ABOUT THIS EXERCISE -> Output all of the data below without changing a word, and exclude the pictures.

PROVIDED DATA ->
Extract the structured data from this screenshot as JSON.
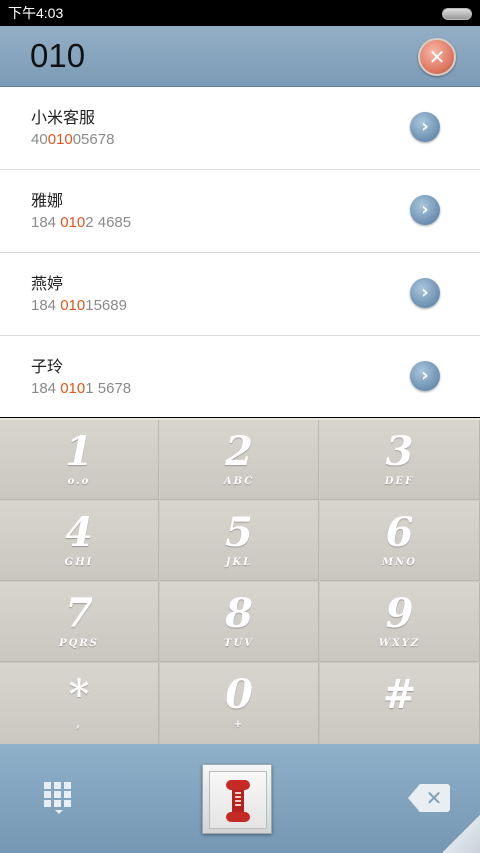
{
  "status_bar": {
    "time": "下午4:03"
  },
  "dialer": {
    "digits": "010"
  },
  "contacts": [
    {
      "name": "小米客服",
      "pre": "40",
      "match": "010",
      "post": "05678"
    },
    {
      "name": "雅娜",
      "pre": "184 ",
      "match": "010",
      "post": "2 4685"
    },
    {
      "name": "燕婷",
      "pre": "184 ",
      "match": "010",
      "post": "15689"
    },
    {
      "name": "子玲",
      "pre": "184 ",
      "match": "010",
      "post": "1 5678"
    }
  ],
  "keys": [
    {
      "digit": "1",
      "letters": "o.o"
    },
    {
      "digit": "2",
      "letters": "ABC"
    },
    {
      "digit": "3",
      "letters": "DEF"
    },
    {
      "digit": "4",
      "letters": "GHI"
    },
    {
      "digit": "5",
      "letters": "JKL"
    },
    {
      "digit": "6",
      "letters": "MNO"
    },
    {
      "digit": "7",
      "letters": "PQRS"
    },
    {
      "digit": "8",
      "letters": "TUV"
    },
    {
      "digit": "9",
      "letters": "WXYZ"
    },
    {
      "digit": "*",
      "letters": ","
    },
    {
      "digit": "0",
      "letters": "+"
    },
    {
      "digit": "#",
      "letters": ""
    }
  ],
  "icons": {
    "clear": "close-icon",
    "arrow": "chevron-right-icon",
    "keypad": "keypad-icon",
    "call": "phone-icon",
    "backspace": "backspace-icon"
  },
  "colors": {
    "match_highlight": "#e0561f",
    "header_blue": "#8aa8c0",
    "call_red": "#b8221e"
  }
}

SOLUTION TO THIS TASK ->
Extract the structured data from this screenshot as JSON.
{
  "status_bar": {
    "time": "下午4:03"
  },
  "dialer": {
    "digits": "010"
  },
  "contacts": [
    {
      "name": "小米客服",
      "pre": "40",
      "match": "010",
      "post": "05678"
    },
    {
      "name": "雅娜",
      "pre": "184 ",
      "match": "010",
      "post": "2 4685"
    },
    {
      "name": "燕婷",
      "pre": "184 ",
      "match": "010",
      "post": "15689"
    },
    {
      "name": "子玲",
      "pre": "184 ",
      "match": "010",
      "post": "1 5678"
    }
  ],
  "keys": [
    {
      "digit": "1",
      "letters": "o.o"
    },
    {
      "digit": "2",
      "letters": "ABC"
    },
    {
      "digit": "3",
      "letters": "DEF"
    },
    {
      "digit": "4",
      "letters": "GHI"
    },
    {
      "digit": "5",
      "letters": "JKL"
    },
    {
      "digit": "6",
      "letters": "MNO"
    },
    {
      "digit": "7",
      "letters": "PQRS"
    },
    {
      "digit": "8",
      "letters": "TUV"
    },
    {
      "digit": "9",
      "letters": "WXYZ"
    },
    {
      "digit": "*",
      "letters": ","
    },
    {
      "digit": "0",
      "letters": "+"
    },
    {
      "digit": "#",
      "letters": ""
    }
  ],
  "icons": {
    "clear": "close-icon",
    "arrow": "chevron-right-icon",
    "keypad": "keypad-icon",
    "call": "phone-icon",
    "backspace": "backspace-icon"
  },
  "colors": {
    "match_highlight": "#e0561f",
    "header_blue": "#8aa8c0",
    "call_red": "#b8221e"
  }
}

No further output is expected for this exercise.